The types of internet and phone crimes that are happening have increased at an alarming rate. These are no second-rate scam artists, either. My wife, who is the CEO of OLV Investment Group and extremely tech savvy, received a call on her iPhone from “U.S. Treasury Department.” She answered, and the caller told her that he was from the IRS, we had made an error in filing our taxes, and we owed them $2,983. He was ready to take our payment right then and there over the phone! My wife, being the astute businessperson that she is, told the caller that he could talk to our CPA and that we believed we were in good order. The “IRS Agent” then got pretty aggressive and told my wife that if we didn’t pay right then, the local police would come to collect the money. She told the caller that she felt this was not right and that if he had questions, he should call our CPA and that she would not give them any credit card info or money. The caller became irate and told my wife to expect the police within three hours. At this point, she was very concerned. Ending the call, she wondered if it was a scam or could the IRS truly be working with local law enforcement? None of it made sense, but was it possible that this is what happens to people who don’t pay their taxes? The next thing she knew, her iPhone rang again and the caller I.D. read “Flushing Police Dept.” – the city where we live. She did not answer, and called the police department to ask if they were trying to reach her. When they said they were not, she then reported the scam. When she told me this story, I praised her for how she handled it. I could have only imagined one of my older, less sophisticated clients getting that call and being scared to death about owing money to the IRS.
These new “Smooth Criminals” are really good at what they do. They are out to scare, confuse, accuse and by all means necessary, get you to give them your money. If that’s through credit cards, Google Play, Amazon, they couldn’t care less. They want to intimidate you into giving them your info.
So, what to do? I encourage all of my readers to follow some of the FBI’s advice regarding any phone call or an internet interaction that doesn’t seem quite right.
The FBI makes some important recommendations for seniors in a recent press release, including the following:
- Contact an attorney before signing any legal document.
- Check financial statements monthly for unusual activity.
- Avoid unsolicited contacts.
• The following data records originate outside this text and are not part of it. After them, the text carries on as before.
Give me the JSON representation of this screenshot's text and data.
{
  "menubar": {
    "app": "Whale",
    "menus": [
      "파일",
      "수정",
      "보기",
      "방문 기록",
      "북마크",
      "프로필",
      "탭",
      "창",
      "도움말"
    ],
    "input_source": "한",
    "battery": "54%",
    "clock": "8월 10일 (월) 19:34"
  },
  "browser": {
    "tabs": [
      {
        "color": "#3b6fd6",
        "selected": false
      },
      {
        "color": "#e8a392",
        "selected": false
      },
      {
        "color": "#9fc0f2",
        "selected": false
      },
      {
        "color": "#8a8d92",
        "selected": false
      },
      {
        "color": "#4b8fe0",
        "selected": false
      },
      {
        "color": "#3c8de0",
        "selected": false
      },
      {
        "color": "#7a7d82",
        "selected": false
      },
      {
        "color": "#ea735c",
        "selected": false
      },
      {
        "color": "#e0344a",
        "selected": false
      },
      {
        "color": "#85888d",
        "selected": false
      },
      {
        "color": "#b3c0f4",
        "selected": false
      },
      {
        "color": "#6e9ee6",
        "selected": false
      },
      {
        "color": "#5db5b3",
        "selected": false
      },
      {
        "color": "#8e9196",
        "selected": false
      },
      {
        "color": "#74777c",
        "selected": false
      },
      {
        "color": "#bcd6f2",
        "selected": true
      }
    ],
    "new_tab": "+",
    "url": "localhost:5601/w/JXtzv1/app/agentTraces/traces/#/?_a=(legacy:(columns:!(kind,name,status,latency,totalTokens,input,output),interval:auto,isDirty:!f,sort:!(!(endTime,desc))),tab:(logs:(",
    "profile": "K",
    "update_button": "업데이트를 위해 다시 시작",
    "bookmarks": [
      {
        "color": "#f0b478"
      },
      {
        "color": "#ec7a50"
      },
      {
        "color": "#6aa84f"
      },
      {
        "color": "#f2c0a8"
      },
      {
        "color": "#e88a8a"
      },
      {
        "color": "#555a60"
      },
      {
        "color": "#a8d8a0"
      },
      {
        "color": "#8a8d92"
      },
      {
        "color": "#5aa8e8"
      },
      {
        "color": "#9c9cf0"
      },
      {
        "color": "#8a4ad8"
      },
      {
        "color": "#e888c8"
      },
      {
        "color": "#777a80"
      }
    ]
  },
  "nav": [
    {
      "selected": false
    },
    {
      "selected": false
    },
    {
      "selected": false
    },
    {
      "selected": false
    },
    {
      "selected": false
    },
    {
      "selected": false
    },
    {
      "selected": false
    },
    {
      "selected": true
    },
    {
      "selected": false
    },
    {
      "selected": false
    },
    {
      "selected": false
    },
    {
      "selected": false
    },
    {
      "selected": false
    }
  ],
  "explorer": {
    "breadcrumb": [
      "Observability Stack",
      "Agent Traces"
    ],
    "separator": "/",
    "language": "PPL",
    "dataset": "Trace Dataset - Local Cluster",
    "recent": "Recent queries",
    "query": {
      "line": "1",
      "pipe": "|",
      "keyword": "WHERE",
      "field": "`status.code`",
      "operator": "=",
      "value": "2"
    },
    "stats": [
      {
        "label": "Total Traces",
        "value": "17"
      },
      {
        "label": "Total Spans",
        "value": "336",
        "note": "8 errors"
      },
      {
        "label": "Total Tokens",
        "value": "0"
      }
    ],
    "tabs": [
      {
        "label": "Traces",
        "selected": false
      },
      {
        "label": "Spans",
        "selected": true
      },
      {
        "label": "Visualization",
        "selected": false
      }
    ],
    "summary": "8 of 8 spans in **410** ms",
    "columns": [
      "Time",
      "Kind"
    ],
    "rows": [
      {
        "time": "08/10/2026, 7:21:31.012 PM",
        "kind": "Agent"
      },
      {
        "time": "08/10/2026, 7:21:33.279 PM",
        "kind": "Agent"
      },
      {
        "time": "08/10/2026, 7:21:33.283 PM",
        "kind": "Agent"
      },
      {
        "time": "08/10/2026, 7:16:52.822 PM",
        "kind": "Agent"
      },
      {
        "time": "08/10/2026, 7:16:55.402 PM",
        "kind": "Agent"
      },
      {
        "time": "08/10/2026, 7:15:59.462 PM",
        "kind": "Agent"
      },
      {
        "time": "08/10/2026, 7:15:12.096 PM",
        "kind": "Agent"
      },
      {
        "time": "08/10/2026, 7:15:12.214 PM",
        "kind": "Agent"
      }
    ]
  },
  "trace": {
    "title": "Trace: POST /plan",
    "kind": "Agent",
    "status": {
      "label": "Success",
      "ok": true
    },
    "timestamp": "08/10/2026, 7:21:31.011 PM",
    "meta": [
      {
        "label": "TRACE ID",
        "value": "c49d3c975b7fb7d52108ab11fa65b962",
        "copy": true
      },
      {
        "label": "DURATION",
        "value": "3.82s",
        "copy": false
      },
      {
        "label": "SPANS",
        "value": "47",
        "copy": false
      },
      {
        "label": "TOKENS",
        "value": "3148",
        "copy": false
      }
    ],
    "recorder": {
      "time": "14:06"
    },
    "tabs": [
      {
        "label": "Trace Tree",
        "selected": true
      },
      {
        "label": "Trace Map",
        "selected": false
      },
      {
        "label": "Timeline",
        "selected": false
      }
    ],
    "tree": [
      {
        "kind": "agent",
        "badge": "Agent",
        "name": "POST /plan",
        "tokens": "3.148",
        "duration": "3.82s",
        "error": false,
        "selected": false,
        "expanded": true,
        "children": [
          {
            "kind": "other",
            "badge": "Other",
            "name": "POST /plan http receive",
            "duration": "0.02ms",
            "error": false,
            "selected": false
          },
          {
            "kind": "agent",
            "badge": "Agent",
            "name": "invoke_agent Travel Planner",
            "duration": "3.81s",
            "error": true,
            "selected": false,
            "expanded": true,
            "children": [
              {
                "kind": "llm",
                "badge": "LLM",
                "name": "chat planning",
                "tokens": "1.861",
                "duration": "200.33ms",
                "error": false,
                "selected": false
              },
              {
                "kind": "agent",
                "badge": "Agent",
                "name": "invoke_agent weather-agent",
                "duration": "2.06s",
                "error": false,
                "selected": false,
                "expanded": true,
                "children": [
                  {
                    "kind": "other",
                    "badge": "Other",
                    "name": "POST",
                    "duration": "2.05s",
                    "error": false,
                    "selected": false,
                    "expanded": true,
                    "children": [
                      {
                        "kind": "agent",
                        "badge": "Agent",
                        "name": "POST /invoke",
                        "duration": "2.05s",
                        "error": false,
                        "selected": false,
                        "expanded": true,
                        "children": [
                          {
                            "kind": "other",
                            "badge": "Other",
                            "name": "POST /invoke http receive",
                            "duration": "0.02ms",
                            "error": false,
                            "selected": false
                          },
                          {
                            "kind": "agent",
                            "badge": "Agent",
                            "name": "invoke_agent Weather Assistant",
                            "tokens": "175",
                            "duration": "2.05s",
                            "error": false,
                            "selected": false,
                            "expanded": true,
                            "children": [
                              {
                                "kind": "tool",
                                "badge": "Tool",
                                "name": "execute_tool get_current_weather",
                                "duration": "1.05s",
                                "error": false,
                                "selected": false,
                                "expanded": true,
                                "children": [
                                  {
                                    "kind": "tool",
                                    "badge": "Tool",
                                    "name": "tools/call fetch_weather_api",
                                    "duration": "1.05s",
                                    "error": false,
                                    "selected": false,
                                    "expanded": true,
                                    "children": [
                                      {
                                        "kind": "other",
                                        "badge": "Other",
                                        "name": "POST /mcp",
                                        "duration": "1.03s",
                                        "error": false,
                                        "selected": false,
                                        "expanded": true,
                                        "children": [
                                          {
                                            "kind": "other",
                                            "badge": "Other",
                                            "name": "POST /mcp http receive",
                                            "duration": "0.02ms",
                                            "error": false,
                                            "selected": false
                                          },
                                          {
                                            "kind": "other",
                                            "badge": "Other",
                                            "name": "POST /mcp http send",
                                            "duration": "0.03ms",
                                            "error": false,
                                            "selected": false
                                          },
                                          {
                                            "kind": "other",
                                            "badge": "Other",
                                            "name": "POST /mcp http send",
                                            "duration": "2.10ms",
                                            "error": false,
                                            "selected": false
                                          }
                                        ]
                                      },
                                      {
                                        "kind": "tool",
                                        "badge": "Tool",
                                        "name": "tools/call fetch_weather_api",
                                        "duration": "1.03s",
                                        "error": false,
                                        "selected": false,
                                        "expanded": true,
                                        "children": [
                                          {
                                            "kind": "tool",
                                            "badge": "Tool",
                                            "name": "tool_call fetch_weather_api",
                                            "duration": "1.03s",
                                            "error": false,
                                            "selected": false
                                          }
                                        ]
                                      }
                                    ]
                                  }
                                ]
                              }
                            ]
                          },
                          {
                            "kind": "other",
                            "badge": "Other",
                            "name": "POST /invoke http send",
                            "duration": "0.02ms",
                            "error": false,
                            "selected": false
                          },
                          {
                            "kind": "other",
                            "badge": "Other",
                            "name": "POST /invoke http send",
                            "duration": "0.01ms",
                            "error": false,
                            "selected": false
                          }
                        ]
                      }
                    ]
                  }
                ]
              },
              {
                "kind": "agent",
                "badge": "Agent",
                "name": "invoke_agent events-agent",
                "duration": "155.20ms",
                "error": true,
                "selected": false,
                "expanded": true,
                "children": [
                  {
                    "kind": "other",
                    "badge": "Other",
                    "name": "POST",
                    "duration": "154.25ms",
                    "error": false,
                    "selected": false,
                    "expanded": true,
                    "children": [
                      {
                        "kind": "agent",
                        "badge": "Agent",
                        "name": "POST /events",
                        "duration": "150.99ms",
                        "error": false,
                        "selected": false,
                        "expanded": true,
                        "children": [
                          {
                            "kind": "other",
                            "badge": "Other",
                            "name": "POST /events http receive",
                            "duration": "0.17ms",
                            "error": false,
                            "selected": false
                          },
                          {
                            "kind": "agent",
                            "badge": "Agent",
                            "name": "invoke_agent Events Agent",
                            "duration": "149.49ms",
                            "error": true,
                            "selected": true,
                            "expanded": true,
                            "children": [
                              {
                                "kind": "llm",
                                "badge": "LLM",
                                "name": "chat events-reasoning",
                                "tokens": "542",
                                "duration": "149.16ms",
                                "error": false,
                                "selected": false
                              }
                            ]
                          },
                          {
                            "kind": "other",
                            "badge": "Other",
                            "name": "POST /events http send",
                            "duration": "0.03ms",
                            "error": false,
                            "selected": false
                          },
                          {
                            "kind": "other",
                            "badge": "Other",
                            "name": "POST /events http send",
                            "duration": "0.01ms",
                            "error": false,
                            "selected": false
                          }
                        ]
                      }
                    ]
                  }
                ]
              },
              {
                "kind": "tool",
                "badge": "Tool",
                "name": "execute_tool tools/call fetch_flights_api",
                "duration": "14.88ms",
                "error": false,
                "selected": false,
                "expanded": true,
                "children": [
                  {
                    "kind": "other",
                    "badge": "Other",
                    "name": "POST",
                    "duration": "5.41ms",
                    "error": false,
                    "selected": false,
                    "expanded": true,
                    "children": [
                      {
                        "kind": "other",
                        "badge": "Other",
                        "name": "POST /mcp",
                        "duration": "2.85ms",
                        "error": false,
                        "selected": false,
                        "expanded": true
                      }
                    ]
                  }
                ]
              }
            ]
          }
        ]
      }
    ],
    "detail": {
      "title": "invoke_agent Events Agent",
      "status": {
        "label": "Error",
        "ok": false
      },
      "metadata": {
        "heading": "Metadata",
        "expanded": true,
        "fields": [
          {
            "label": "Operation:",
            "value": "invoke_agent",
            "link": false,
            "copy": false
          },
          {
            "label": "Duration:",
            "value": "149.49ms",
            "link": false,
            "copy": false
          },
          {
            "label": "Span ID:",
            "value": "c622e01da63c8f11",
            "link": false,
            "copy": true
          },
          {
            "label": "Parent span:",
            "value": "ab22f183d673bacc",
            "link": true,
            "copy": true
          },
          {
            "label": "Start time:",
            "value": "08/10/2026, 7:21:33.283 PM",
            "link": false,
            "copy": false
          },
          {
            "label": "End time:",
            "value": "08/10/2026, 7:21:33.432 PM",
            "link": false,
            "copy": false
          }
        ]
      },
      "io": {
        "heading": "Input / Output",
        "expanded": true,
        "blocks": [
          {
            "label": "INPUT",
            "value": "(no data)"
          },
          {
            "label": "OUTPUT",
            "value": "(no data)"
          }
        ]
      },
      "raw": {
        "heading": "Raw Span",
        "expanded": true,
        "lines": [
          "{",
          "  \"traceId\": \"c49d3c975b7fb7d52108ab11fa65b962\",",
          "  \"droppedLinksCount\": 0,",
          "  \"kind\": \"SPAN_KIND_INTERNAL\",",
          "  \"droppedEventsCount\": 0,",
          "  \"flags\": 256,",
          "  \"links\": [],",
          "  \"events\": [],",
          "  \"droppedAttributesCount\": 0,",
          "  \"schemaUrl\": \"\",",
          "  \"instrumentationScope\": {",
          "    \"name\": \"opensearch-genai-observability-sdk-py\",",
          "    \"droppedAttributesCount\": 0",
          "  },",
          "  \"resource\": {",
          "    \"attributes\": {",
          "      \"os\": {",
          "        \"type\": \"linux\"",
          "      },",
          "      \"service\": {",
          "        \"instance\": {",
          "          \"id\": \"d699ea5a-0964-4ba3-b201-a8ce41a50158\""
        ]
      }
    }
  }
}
- Do not give financial or personal information to a person you do not know and trust.
- Be wary when someone met on a dating site wants financial info or help.
- Be suspicious of sweepstakes scams.
Keep in mind that the government will NOT seek personal info or request money over the phone.
When it comes to guarding yourself from a scam, a good rule of thumb is this: if something doesn’t seem right, it probably isn’t. Also, if it sounds too good to be true, it likely is. Lastly, remember that these cyber/internet criminals are extremely smooth. The best way to avoid being a victim is to limit access to yourself. I tell all my clients, especially those with land lines, if you do not recognize the number on the caller I.D., let it go to voicemail. If it is important, they will leave a message. I have yet to have an internet scam artist leave a message for me to call them back. Their time is much too valuable to be leaving messages – answering machines can’t give them money.